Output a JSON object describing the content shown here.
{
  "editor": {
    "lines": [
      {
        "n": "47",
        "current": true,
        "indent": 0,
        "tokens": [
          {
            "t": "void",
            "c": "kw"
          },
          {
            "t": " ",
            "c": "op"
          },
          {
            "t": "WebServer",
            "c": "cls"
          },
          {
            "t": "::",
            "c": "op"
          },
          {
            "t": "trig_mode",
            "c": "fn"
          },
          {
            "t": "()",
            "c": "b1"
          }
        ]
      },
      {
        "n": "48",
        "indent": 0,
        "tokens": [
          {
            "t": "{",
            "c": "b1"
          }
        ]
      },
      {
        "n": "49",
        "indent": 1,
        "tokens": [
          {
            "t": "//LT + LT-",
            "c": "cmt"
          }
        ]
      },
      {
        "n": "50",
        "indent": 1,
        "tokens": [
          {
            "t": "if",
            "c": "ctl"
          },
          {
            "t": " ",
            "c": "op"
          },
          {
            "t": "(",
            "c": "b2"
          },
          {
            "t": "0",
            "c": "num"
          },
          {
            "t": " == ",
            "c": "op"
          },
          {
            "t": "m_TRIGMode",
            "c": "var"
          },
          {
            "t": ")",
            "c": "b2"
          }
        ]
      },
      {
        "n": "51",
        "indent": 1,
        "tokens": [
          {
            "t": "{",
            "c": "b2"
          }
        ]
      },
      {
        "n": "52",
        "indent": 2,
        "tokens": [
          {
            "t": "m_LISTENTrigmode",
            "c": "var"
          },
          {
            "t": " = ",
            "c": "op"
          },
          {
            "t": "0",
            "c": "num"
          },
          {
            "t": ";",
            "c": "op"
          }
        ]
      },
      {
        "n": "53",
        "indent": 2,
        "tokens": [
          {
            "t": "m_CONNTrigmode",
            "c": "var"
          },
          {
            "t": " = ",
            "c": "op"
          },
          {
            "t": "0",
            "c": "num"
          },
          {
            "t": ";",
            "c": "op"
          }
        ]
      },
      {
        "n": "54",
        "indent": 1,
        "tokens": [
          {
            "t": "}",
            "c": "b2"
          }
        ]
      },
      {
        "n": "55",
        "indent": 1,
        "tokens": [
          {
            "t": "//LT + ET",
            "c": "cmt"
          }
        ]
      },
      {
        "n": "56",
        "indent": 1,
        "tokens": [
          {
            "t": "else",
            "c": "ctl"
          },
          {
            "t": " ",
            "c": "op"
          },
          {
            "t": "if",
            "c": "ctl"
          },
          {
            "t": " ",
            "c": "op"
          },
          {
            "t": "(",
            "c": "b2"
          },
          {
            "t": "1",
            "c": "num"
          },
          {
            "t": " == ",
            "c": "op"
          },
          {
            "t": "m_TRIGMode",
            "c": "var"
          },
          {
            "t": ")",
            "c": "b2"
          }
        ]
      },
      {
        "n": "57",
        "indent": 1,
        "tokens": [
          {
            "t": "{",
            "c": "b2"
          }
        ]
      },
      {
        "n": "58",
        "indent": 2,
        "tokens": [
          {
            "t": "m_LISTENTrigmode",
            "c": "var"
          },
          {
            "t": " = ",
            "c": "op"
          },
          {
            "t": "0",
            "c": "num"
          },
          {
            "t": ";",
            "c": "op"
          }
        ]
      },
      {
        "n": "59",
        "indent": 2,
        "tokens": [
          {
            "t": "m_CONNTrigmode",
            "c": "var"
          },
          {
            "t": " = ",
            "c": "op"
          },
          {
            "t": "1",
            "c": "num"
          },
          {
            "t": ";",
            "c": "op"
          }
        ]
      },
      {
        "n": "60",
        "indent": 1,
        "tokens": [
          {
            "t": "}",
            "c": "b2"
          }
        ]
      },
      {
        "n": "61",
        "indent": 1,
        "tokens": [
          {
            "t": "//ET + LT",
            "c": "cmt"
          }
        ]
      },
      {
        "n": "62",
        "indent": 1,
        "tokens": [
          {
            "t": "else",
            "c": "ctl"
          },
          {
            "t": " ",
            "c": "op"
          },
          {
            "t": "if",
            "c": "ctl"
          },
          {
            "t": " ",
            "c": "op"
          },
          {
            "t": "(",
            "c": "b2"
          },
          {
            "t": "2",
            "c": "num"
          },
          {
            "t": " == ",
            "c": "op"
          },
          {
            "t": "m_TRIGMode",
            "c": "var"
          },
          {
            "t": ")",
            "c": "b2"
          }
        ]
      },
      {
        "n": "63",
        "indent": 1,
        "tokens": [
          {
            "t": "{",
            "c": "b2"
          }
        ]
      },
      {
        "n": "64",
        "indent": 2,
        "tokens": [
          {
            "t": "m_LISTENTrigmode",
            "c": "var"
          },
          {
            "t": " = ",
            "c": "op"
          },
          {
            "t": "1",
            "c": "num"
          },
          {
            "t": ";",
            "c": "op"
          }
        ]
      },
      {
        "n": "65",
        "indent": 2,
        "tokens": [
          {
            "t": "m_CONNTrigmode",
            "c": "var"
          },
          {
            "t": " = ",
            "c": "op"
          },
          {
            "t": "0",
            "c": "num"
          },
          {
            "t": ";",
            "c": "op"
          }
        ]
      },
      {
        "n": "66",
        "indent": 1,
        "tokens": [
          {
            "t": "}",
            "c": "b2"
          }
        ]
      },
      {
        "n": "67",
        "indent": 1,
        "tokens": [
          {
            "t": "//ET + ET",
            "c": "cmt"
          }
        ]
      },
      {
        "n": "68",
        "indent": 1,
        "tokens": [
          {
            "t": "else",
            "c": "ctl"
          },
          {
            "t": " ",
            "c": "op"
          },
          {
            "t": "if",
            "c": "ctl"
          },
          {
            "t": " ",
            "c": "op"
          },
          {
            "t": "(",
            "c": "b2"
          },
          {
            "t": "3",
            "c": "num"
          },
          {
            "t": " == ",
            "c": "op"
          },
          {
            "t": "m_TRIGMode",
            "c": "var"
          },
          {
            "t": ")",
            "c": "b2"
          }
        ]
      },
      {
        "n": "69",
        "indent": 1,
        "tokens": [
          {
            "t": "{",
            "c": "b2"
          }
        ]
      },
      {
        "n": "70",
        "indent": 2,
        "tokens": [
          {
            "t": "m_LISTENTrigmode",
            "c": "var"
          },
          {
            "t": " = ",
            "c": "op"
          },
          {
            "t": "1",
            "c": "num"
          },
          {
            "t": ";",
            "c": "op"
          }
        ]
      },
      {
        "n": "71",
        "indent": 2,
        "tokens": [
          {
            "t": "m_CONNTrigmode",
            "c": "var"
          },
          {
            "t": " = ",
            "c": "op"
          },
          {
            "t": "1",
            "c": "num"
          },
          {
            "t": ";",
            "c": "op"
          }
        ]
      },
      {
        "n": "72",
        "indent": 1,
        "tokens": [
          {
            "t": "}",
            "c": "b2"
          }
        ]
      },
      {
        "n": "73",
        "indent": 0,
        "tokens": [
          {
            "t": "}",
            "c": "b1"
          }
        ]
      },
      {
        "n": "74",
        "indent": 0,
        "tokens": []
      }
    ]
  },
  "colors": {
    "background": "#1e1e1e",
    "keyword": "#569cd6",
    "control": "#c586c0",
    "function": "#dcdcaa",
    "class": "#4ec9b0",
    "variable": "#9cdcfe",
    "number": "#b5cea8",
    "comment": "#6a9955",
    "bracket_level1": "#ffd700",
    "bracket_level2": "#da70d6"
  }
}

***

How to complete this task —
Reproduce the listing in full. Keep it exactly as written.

Problem solution —
Output a JSON object describing the content shown here.
{
  "editor": {
    "lines": [
      {
        "n": "47",
        "current": true,
        "indent": 0,
        "tokens": [
          {
            "t": "void",
            "c": "kw"
          },
          {
            "t": " ",
            "c": "op"
          },
          {
            "t": "WebServer",
            "c": "cls"
          },
          {
            "t": "::",
            "c": "op"
          },
          {
            "t": "trig_mode",
            "c": "fn"
          },
          {
            "t": "()",
            "c": "b1"
          }
        ]
      },
      {
        "n": "48",
        "indent": 0,
        "tokens": [
          {
            "t": "{",
            "c": "b1"
          }
        ]
      },
      {
        "n": "49",
        "indent": 1,
        "tokens": [
          {
            "t": "//LT + LT-",
            "c": "cmt"
          }
        ]
      },
      {
        "n": "50",
        "indent": 1,
        "tokens": [
          {
            "t": "if",
            "c": "ctl"
          },
          {
            "t": " ",
            "c": "op"
          },
          {
            "t": "(",
            "c": "b2"
          },
          {
            "t": "0",
            "c": "num"
          },
          {
            "t": " == ",
            "c": "op"
          },
          {
            "t": "m_TRIGMode",
            "c": "var"
          },
          {
            "t": ")",
            "c": "b2"
          }
        ]
      },
      {
        "n": "51",
        "indent": 1,
        "tokens": [
          {
            "t": "{",
            "c": "b2"
          }
        ]
      },
      {
        "n": "52",
        "indent": 2,
        "tokens": [
          {
            "t": "m_LISTENTrigmode",
            "c": "var"
          },
          {
            "t": " = ",
            "c": "op"
          },
          {
            "t": "0",
            "c": "num"
          },
          {
            "t": ";",
            "c": "op"
          }
        ]
      },
      {
        "n": "53",
        "indent": 2,
        "tokens": [
          {
            "t": "m_CONNTrigmode",
            "c": "var"
          },
          {
            "t": " = ",
            "c": "op"
          },
          {
            "t": "0",
            "c": "num"
          },
          {
            "t": ";",
            "c": "op"
          }
        ]
      },
      {
        "n": "54",
        "indent": 1,
        "tokens": [
          {
            "t": "}",
            "c": "b2"
          }
        ]
      },
      {
        "n": "55",
        "indent": 1,
        "tokens": [
          {
            "t": "//LT + ET",
            "c": "cmt"
          }
        ]
      },
      {
        "n": "56",
        "indent": 1,
        "tokens": [
          {
            "t": "else",
            "c": "ctl"
          },
          {
            "t": " ",
            "c": "op"
          },
          {
            "t": "if",
            "c": "ctl"
          },
          {
            "t": " ",
            "c": "op"
          },
          {
            "t": "(",
            "c": "b2"
          },
          {
            "t": "1",
            "c": "num"
          },
          {
            "t": " == ",
            "c": "op"
          },
          {
            "t": "m_TRIGMode",
            "c": "var"
          },
          {
            "t": ")",
            "c": "b2"
          }
        ]
      },
      {
        "n": "57",
        "indent": 1,
        "tokens": [
          {
            "t": "{",
            "c": "b2"
          }
        ]
      },
      {
        "n": "58",
        "indent": 2,
        "tokens": [
          {
            "t": "m_LISTENTrigmode",
            "c": "var"
          },
          {
            "t": " = ",
            "c": "op"
          },
          {
            "t": "0",
            "c": "num"
          },
          {
            "t": ";",
            "c": "op"
          }
        ]
      },
      {
        "n": "59",
        "indent": 2,
        "tokens": [
          {
            "t": "m_CONNTrigmode",
            "c": "var"
          },
          {
            "t": " = ",
            "c": "op"
          },
          {
            "t": "1",
            "c": "num"
          },
          {
            "t": ";",
            "c": "op"
          }
        ]
      },
      {
        "n": "60",
        "indent": 1,
        "tokens": [
          {
            "t": "}",
            "c": "b2"
          }
        ]
      },
      {
        "n": "61",
        "indent": 1,
        "tokens": [
          {
            "t": "//ET + LT",
            "c": "cmt"
          }
        ]
      },
      {
        "n": "62",
        "indent": 1,
        "tokens": [
          {
            "t": "else",
            "c": "ctl"
          },
          {
            "t": " ",
            "c": "op"
          },
          {
            "t": "if",
            "c": "ctl"
          },
          {
            "t": " ",
            "c": "op"
          },
          {
            "t": "(",
            "c": "b2"
          },
          {
            "t": "2",
            "c": "num"
          },
          {
            "t": " == ",
            "c": "op"
          },
          {
            "t": "m_TRIGMode",
            "c": "var"
          },
          {
            "t": ")",
            "c": "b2"
          }
        ]
      },
      {
        "n": "63",
        "indent": 1,
        "tokens": [
          {
            "t": "{",
            "c": "b2"
          }
        ]
      },
      {
        "n": "64",
        "indent": 2,
        "tokens": [
          {
            "t": "m_LISTENTrigmode",
            "c": "var"
          },
          {
            "t": " = ",
            "c": "op"
          },
          {
            "t": "1",
            "c": "num"
          },
          {
            "t": ";",
            "c": "op"
          }
        ]
      },
      {
        "n": "65",
        "indent": 2,
        "tokens": [
          {
            "t": "m_CONNTrigmode",
            "c": "var"
          },
          {
            "t": " = ",
            "c": "op"
          },
          {
            "t": "0",
            "c": "num"
          },
          {
            "t": ";",
            "c": "op"
          }
        ]
      },
      {
        "n": "66",
        "indent": 1,
        "tokens": [
          {
            "t": "}",
            "c": "b2"
          }
        ]
      },
      {
        "n": "67",
        "indent": 1,
        "tokens": [
          {
            "t": "//ET + ET",
            "c": "cmt"
          }
        ]
      },
      {
        "n": "68",
        "indent": 1,
        "tokens": [
          {
            "t": "else",
            "c": "ctl"
          },
          {
            "t": " ",
            "c": "op"
          },
          {
            "t": "if",
            "c": "ctl"
          },
          {
            "t": " ",
            "c": "op"
          },
          {
            "t": "(",
            "c": "b2"
          },
          {
            "t": "3",
            "c": "num"
          },
          {
            "t": " == ",
            "c": "op"
          },
          {
            "t": "m_TRIGMode",
            "c": "var"
          },
          {
            "t": ")",
            "c": "b2"
          }
        ]
      },
      {
        "n": "69",
        "indent": 1,
        "tokens": [
          {
            "t": "{",
            "c": "b2"
          }
        ]
      },
      {
        "n": "70",
        "indent": 2,
        "tokens": [
          {
            "t": "m_LISTENTrigmode",
            "c": "var"
          },
          {
            "t": " = ",
            "c": "op"
          },
          {
            "t": "1",
            "c": "num"
          },
          {
            "t": ";",
            "c": "op"
          }
        ]
      },
      {
        "n": "71",
        "indent": 2,
        "tokens": [
          {
            "t": "m_CONNTrigmode",
            "c": "var"
          },
          {
            "t": " = ",
            "c": "op"
          },
          {
            "t": "1",
            "c": "num"
          },
          {
            "t": ";",
            "c": "op"
          }
        ]
      },
      {
        "n": "72",
        "indent": 1,
        "tokens": [
          {
            "t": "}",
            "c": "b2"
          }
        ]
      },
      {
        "n": "73",
        "indent": 0,
        "tokens": [
          {
            "t": "}",
            "c": "b1"
          }
        ]
      },
      {
        "n": "74",
        "indent": 0,
        "tokens": []
      }
    ]
  },
  "colors": {
    "background": "#1e1e1e",
    "keyword": "#569cd6",
    "control": "#c586c0",
    "function": "#dcdcaa",
    "class": "#4ec9b0",
    "variable": "#9cdcfe",
    "number": "#b5cea8",
    "comment": "#6a9955",
    "bracket_level1": "#ffd700",
    "bracket_level2": "#da70d6"
  }
}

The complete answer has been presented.